Tuesday, September 11, 2018

HealthIT Interfacing in the Cloud

I've been thinking a lot lately about Interfacing in the Cloud, and Microservices strategies, and how that makes things different.  Consider interface engines today.

The classic interface engine is a piece of middleware that supports a number of capabilities:
  1. Routing
  2. Queuing
  3. Transformation (message reformatting, tweaking messages)
  4. Translation (codes, cross walks, et cetera)
  5. Monitoring and Management
It's a piece of enterprise middle-ware, and classically a monolithic application that allows you to build highly orchestrated pipelines to do the work.

In the micro-services world, each of these areas could be its own bounded context, with a few extra pieces thrown into the mix (e.g., the Message itself is probably a bounded context shared by many pieces).  Instead of building highly orchestrated message pipelines, we could instead be building choreographed services, even one-off services to support specific needs into operation pipelines that would be highly scalable and configurable in a cloud environment.

It's an interesting approach that I frankly haven't seen anyone take on well yet.  Mostly what I'm seeing is interfaces moving into the cloud first as a great big chunk ... running in a Windows VM somewhere to start off with.  Then some decomposition into parts, and finally, maybe a rational micro-services architecture.  Eventually, I think we'll get there, but I'm not so certain that the emerging victor in the Interface engine competition is going to be one of the current leaders.  It's possible, but sounds very much like one of the classic scenarios found in The Innovator's Dilemma.

I'm not entirely happy with the current situation.  I think cloud needs different thinking and a different way of doing things to handle interfaces.
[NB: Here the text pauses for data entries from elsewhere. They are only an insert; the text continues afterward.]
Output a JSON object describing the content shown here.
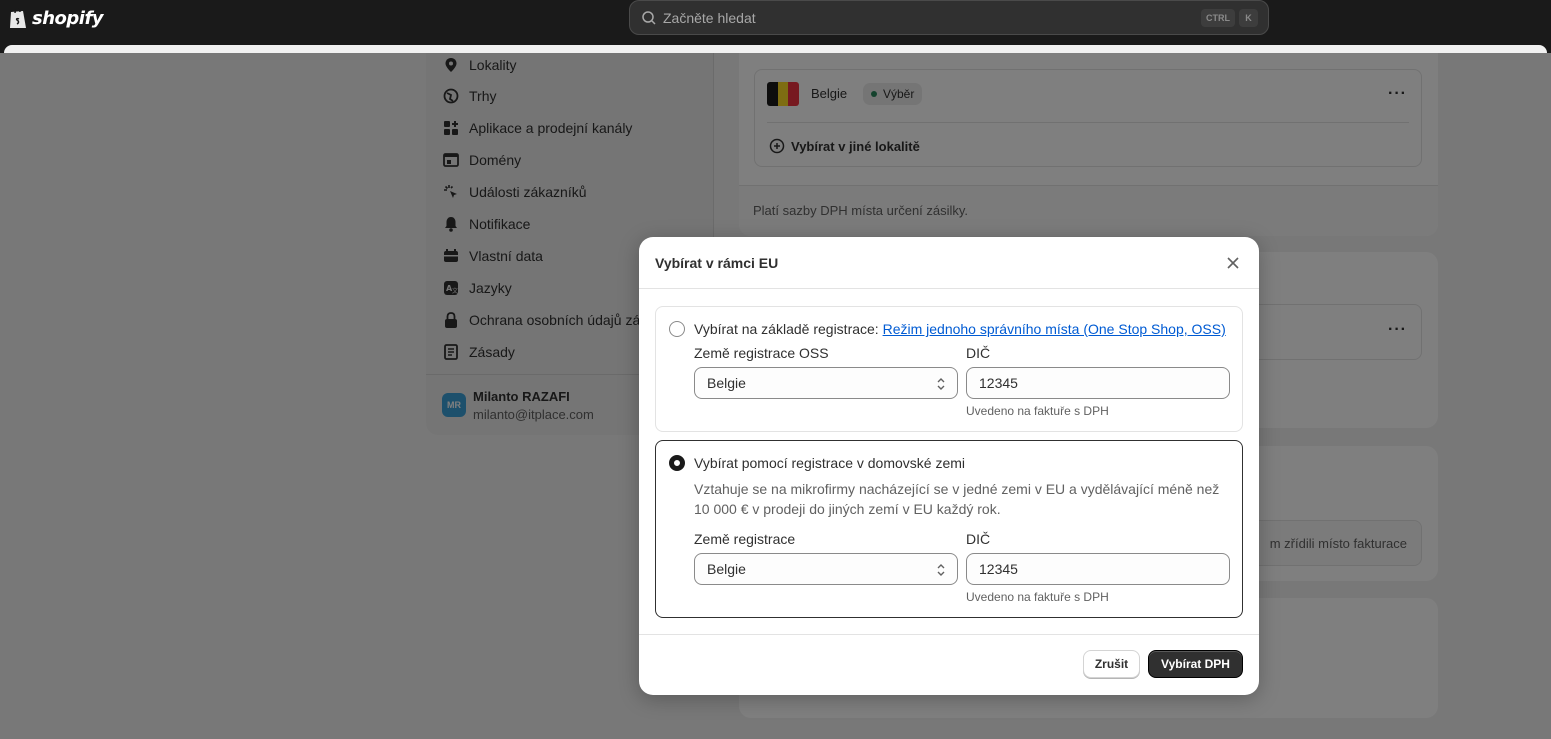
{
  "topbar": {
    "brand": "shopify",
    "search_placeholder": "Začněte hledat",
    "shortcut_ctrl": "CTRL",
    "shortcut_key": "K"
  },
  "sidebar": {
    "items": [
      {
        "label": "Lokality",
        "icon": "location-pin-icon"
      },
      {
        "label": "Trhy",
        "icon": "globe-icon"
      },
      {
        "label": "Aplikace a prodejní kanály",
        "icon": "apps-icon"
      },
      {
        "label": "Domény",
        "icon": "domain-icon"
      },
      {
        "label": "Události zákazníků",
        "icon": "cursor-click-icon"
      },
      {
        "label": "Notifikace",
        "icon": "bell-icon"
      },
      {
        "label": "Vlastní data",
        "icon": "database-icon"
      },
      {
        "label": "Jazyky",
        "icon": "translate-icon"
      },
      {
        "label": "Ochrana osobních údajů zá",
        "icon": "lock-icon"
      },
      {
        "label": "Zásady",
        "icon": "policy-icon"
      }
    ],
    "user": {
      "initials": "MR",
      "name": "Milanto RAZAFI",
      "email": "milanto@itplace.com"
    }
  },
  "background": {
    "country": "Belgie",
    "badge": "Výběr",
    "add_location": "Vybírat v jiné lokalitě",
    "footer_note": "Platí sazby DPH místa určení zásilky.",
    "card3_text": "m zřídili místo fakturace"
  },
  "modal": {
    "title": "Vybírat v rámci EU",
    "option1": {
      "title_prefix": "Vybírat na základě registrace: ",
      "link": "Režim jednoho správního místa (One Stop Shop, OSS)",
      "country_label": "Země registrace OSS",
      "country_value": "Belgie",
      "vat_label": "DIČ",
      "vat_value": "12345",
      "vat_help": "Uvedeno na faktuře s DPH",
      "selected": false
    },
    "option2": {
      "title": "Vybírat pomocí registrace v domovské zemi",
      "description": "Vztahuje se na mikrofirmy nacházející se v jedné zemi v EU a vydělávající méně než 10 000 € v prodeji do jiných zemí v EU každý rok.",
      "country_label": "Země registrace",
      "country_value": "Belgie",
      "vat_label": "DIČ",
      "vat_value": "12345",
      "vat_help": "Uvedeno na faktuře s DPH",
      "selected": true
    },
    "cancel_label": "Zrušit",
    "primary_label": "Vybírat DPH"
  },
  "colors": {
    "topbar": "#1a1a1a",
    "link": "#005bd3",
    "primary_button": "#303030",
    "badge_dot": "#29845a"
  }
}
I really hope I don't have to build it myself.


1 comment:

  1. Hi Keith,

    I'm a big an of your blog. We've been building exactly this for the past four years. I have written some about doing client certificates and sftp in the cloud, it's not trivial but the scale benefits have been enormous for us. Other hard problems include FIFO (for v2), defining service level objectives (SLOs) and meeting them (SLAs). Happy to chat more. @nickredox on Twitter.